Now that the MLB has reached the midsummer classic portion of its schedule, it gives me time to reflect. This period of deep thought has taken me back to a time when the Chicago White Sox and Atlanta Braves had the two best farm systems in MLB.
Both franchises realized in the mid-2010s that it was time to trade talented players on their rosters for prospects. They acquired some of the most coveted young talent in the world. The type of talent that can turn a franchise into the Houston Astros. It has worked out for the Braves who won the World Series in 2021, 101 games in 2022, and currently have a .674 winning percentage.
The White Sox have been eliminated twice in the first round of the playoffs and are currently 16 games below .500. They have won better than 85 games once in the last 10 years — their 93-win 2021 season. A year when the Braves were hovering around .500 at the trade deadline with Ronald Acuña Jr. out with a torn ACL.
Their front office was active in the second half of July, acquiring Joc Pederson, Jorge Soler, Eddie Rosario, and Adam Duvall. Injuries hammered the White Sox all season but at the trade deadline, they were only three games out of first place in the American League. They acquired Craig Kimbrel, Ryan Tepera, and César Hernández. Kimbrel was supposed to be the big move, but in the three games that he pitched against the Astros he got shellacked.
The offseason after the Braves championship, Freddie Freeman signed with the Los Angeles Dodgers but they got younger at first base by trading for then inking Matt Olson to a long-term deal. Also, Acuña returned from injury. The White Sox refused to extend a qualifying offer to all-star Carlos Rodón and brought in a 36-year-old Johnny Cueto for one year, $3 million.

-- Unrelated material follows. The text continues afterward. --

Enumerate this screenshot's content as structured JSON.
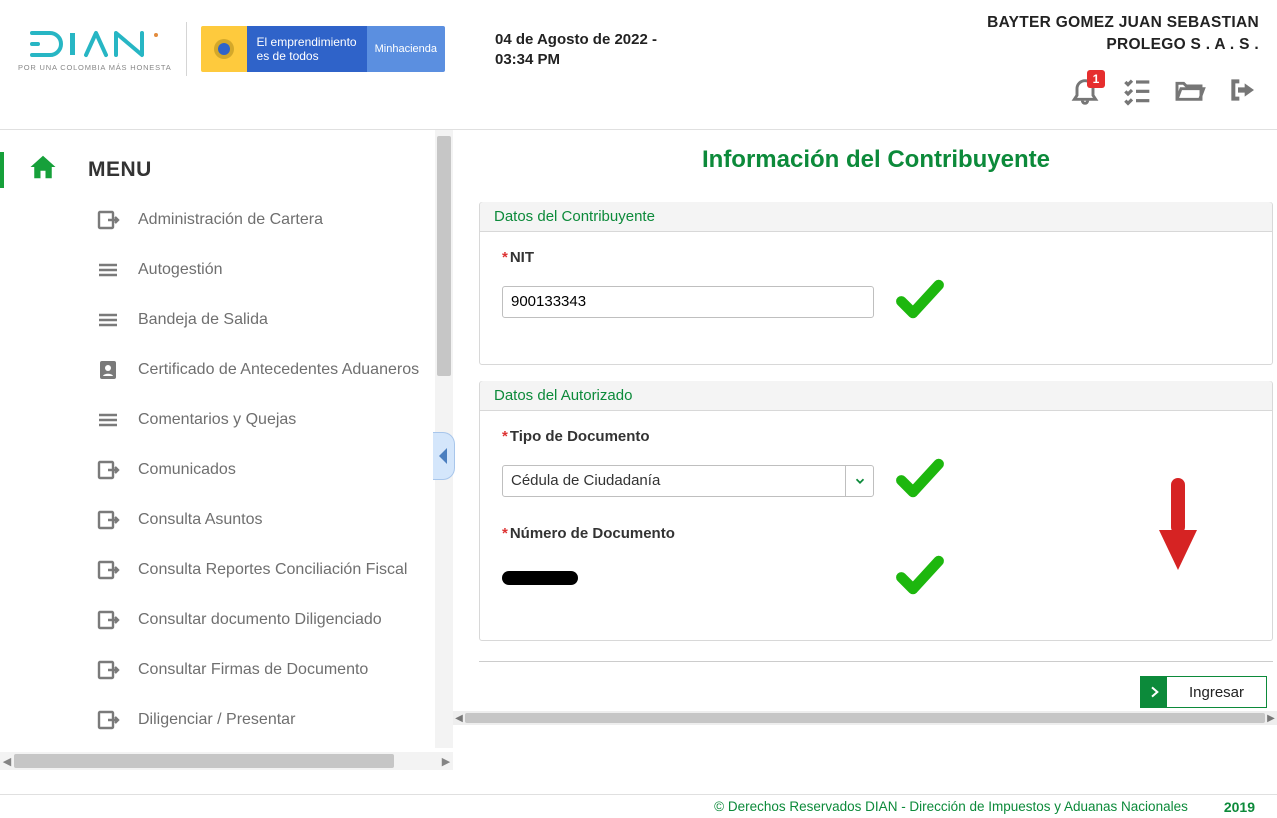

They finished .500 in 2022 and would go on to lose Jose Abreu in free agency. With holes in the lineup and starting rotation, they signed Andrew Benintendi to a five-year, $75 million contract who has hit one home run this season. They also bought low on a starting pitcher in alleged abuser Mike Clevinger with a one-year $12 million deal. Clevinger denied allegations of domestic and child abuse through his attorney and the MLB decided not to punish him. He took the mound to Kanye West’s “Gold Digger” for his first start of the season. This while the Braves signed Sean Murphy who won a Gold Glove as a catcher in 2021 and currently has a .999 OPS.
Two teams with supposedly bright futures in 2017, yet one has already won a World Series, and the other has spent $50 million less in 2023 payroll and it shows. For all of the player movement that takes place in baseball, the most money that the White Sox have spent for outside talent is for Benintendi whose career-high OPS was his rookie season with the Boston Red Sox at .835.
Once again, a franchise owned by Jerry Reinsdorf does not capitalize on talent. As ugly as the endings were between the Chicago Bulls and Derrick Rose and Tom Thibodeau, Jimmy Butler was still on the roster through the 2016-17 season. Their solution to appeasing an unexpected, homegrown star was to make an uninspiring head coach hire in Fred Hoiberg, and eventually trade Butler.
Currently, the Bulls and White Sox are in similar positions. Both teams have talent but are ways away from championship contention. All of this while the Braves — who tanked at the same time as the White Sox — appear to be positioned to be World Series contenders for years to come.
The Braves bolstered their talent after tanking while the White Sox eventually shedded the salary of some high-performing prospects, while making no nine-figure moves to acquire veteran talent. Also, the White Sox currently have the fifth-worst farm system per MLB.com
Both teams had the right idea in the previous decade. They spent time both intentionally making their teams worse in the short run but better in the long. However, the Braves have a World Series and five consecutive NL East championships to show for it. The White Sox have one of the most disappointing teams in recent MLB history.
Congratulations Jerry Reinsdorf, regular creator of more losses than wins.